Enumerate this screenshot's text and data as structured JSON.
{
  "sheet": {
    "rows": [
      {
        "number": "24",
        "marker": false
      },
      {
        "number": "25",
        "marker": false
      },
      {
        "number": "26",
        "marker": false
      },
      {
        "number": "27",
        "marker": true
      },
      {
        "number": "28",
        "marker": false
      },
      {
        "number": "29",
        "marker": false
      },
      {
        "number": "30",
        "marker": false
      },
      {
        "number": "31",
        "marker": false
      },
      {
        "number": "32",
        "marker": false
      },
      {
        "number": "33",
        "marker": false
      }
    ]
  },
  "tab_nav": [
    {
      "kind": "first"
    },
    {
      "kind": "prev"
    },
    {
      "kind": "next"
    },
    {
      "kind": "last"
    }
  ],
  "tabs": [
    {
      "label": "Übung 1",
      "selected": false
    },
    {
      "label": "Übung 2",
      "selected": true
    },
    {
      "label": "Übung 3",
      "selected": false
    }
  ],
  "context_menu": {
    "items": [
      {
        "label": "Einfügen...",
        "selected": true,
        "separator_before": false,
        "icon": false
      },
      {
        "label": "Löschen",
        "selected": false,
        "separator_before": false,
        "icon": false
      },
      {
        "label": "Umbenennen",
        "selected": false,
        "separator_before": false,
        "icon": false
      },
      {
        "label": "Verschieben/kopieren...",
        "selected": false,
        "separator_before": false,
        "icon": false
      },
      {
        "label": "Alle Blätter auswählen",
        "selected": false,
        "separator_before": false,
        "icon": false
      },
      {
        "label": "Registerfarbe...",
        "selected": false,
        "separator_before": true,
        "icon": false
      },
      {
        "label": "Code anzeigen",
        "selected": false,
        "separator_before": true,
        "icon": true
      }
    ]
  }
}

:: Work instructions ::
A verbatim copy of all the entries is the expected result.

:: Completed task ::
Enumerate this screenshot's text and data as structured JSON.
{
  "sheet": {
    "rows": [
      {
        "number": "24",
        "marker": false
      },
      {
        "number": "25",
        "marker": false
      },
      {
        "number": "26",
        "marker": false
      },
      {
        "number": "27",
        "marker": true
      },
      {
        "number": "28",
        "marker": false
      },
      {
        "number": "29",
        "marker": false
      },
      {
        "number": "30",
        "marker": false
      },
      {
        "number": "31",
        "marker": false
      },
      {
        "number": "32",
        "marker": false
      },
      {
        "number": "33",
        "marker": false
      }
    ]
  },
  "tab_nav": [
    {
      "kind": "first"
    },
    {
      "kind": "prev"
    },
    {
      "kind": "next"
    },
    {
      "kind": "last"
    }
  ],
  "tabs": [
    {
      "label": "Übung 1",
      "selected": false
    },
    {
      "label": "Übung 2",
      "selected": true
    },
    {
      "label": "Übung 3",
      "selected": false
    }
  ],
  "context_menu": {
    "items": [
      {
        "label": "Einfügen...",
        "selected": true,
        "separator_before": false,
        "icon": false
      },
      {
        "label": "Löschen",
        "selected": false,
        "separator_before": false,
        "icon": false
      },
      {
        "label": "Umbenennen",
        "selected": false,
        "separator_before": false,
        "icon": false
      },
      {
        "label": "Verschieben/kopieren...",
        "selected": false,
        "separator_before": false,
        "icon": false
      },
      {
        "label": "Alle Blätter auswählen",
        "selected": false,
        "separator_before": false,
        "icon": false
      },
      {
        "label": "Registerfarbe...",
        "selected": false,
        "separator_before": true,
        "icon": false
      },
      {
        "label": "Code anzeigen",
        "selected": false,
        "separator_before": true,
        "icon": true
      }
    ]
  }
}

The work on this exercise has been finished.